The firm had held a franchise from the Legal Aid Board which had been suspended. The firm contended that the termination of the franchise was wrongful and unfair, and had applied for leave to move for judicial review of the Board's decision. That application had been granted, but the judge had refused a further application by the firm for an order under section 11 of the 1981 Act.
The firm claimed that, if the reasons upon which the Board relied for cancelling the franchise were to be made public, that was likely to cause it incalculable damage, and would seriously prejudice its reputation.
Edmund Lawson QC and Christina Russell (Kingsley Napley) for the firm; Presiley Baxendale QC and Jane Mulcahy (Legal Aid Board) for the Board; John McGuinness (Law Society) for the Law Society.
Lord Woolf MR said that there could be no justification for singling out the legal profession for special treatment with regard to anonymity, and no inference that it should be so singled out should be drawn from RSC Order 106 r 12, which provided that solicitors should not be named in disciplinary appeals to the courts. That rule was probably a remnant from earlier times when proceedings before the Solicitors' Disciplinary Tribunal had been held in private. Other professions were not, generally, granted anonymity, and the Rules of the Supreme Court should now be amended to bring the position of solicitors in line with that general practice.

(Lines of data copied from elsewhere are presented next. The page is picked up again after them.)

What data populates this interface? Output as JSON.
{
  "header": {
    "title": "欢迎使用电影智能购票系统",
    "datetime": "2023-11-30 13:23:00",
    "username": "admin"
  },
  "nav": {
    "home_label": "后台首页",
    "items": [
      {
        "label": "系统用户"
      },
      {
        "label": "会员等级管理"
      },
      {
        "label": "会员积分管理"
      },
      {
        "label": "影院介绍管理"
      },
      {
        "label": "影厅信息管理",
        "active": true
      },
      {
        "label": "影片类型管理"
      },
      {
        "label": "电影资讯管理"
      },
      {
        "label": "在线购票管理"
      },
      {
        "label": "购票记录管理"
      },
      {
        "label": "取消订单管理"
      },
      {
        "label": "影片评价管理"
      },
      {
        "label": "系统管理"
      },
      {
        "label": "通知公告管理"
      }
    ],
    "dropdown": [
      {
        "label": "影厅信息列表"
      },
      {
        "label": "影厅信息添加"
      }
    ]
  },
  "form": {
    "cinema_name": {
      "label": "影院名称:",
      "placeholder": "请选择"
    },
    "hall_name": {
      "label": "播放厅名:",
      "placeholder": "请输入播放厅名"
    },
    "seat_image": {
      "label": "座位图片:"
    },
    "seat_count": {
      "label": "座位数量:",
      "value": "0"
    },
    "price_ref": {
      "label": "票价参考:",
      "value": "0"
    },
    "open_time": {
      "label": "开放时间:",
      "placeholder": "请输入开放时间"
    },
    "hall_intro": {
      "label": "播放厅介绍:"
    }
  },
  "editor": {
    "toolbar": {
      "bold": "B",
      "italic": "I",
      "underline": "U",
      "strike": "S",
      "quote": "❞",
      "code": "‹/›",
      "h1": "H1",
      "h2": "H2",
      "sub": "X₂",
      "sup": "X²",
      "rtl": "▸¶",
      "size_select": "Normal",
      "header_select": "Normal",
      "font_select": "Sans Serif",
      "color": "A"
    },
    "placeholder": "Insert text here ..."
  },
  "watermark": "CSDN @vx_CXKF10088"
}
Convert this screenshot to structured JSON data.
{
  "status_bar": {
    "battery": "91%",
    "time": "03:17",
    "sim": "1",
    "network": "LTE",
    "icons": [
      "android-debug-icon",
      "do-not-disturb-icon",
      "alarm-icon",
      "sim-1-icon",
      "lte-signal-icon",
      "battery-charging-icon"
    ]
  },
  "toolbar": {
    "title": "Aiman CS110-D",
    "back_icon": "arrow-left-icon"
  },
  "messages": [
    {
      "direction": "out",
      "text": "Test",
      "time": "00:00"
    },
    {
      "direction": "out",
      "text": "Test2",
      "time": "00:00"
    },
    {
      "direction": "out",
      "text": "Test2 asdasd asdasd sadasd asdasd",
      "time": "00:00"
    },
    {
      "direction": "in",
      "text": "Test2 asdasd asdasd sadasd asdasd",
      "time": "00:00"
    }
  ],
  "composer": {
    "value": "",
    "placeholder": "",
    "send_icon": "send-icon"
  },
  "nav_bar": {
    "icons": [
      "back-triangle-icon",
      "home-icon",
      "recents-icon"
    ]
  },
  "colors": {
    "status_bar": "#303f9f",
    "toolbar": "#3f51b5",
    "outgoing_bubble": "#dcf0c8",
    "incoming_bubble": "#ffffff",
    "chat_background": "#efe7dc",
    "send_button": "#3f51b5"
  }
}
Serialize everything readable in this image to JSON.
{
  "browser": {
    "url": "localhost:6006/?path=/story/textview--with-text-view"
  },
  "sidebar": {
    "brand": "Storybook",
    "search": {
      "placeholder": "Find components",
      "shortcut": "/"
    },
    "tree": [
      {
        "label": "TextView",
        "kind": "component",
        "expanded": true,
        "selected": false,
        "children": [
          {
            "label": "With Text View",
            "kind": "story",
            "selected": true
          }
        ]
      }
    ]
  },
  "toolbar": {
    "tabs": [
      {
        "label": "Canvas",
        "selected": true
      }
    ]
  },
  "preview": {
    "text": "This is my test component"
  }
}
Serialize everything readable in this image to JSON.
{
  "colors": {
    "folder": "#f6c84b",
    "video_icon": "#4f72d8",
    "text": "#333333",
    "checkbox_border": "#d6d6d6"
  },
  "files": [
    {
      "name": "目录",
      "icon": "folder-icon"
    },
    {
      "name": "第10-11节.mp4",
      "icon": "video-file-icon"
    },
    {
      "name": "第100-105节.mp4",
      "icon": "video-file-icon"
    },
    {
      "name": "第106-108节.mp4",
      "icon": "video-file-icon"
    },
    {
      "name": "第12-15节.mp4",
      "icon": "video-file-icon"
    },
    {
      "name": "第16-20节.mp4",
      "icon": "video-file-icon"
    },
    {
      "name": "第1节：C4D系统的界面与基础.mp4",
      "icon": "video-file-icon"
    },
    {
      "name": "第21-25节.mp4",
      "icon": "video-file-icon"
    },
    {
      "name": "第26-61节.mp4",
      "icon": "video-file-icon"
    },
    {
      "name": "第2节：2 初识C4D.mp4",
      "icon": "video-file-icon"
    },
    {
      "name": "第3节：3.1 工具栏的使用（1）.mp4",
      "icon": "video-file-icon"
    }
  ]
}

Since the present case did not come within one of the four specific situations identified in section 12 of the Administration of Justice Act 1960, any protection against identification had to depend upon some exception to the general principle that all proceedings should be conducted in public. Such an exception could only be justified if it was necessary in the interests of the proper administration of justice. It was important not to forget that the public nature of proceedings deterred inappropriate behaviour on the part of the court and maintained the public's confidence in the administration of justice.
In deciding whether to accede to an application for protection from disclosure it was appropriate to take into account the extent of the interference with the general rule which was involved, and the nature of the proceedings. A distinction could be made depending upon whether anonymity was sought for a plaintiff, a defendant or a third party, but, in general, parties and witnesses had to accept the embarrassment and damage to their reputation, and possible consequential loss, which could be inherent in being involved in litigation. The protection to which they were entitled was normally provided by a judgment delivered in public which would refute unfounded allegations.
There could, however, be situations where a party or witness could reasonably require protection, but there had to be some objective foundation for the claim which was being made. In the present case, the fact that the firm did not want its name to be associated with decision of the court which might become a leading authority was not a reasonable basis for seeking anonymity.
If the firm had not raised the issue of anonymity at the stage of applying for leave, it was unlikely that the proceedings would have resulted in any publicity at least until the substantive hearing, and any such publicity, in so far as it was unfair, would be mitigated within a short time scale by the judgment of the court. Accordingly, the judge's decision to refuse the application was correct.
Kate O'Hanlon, BarristerReuse content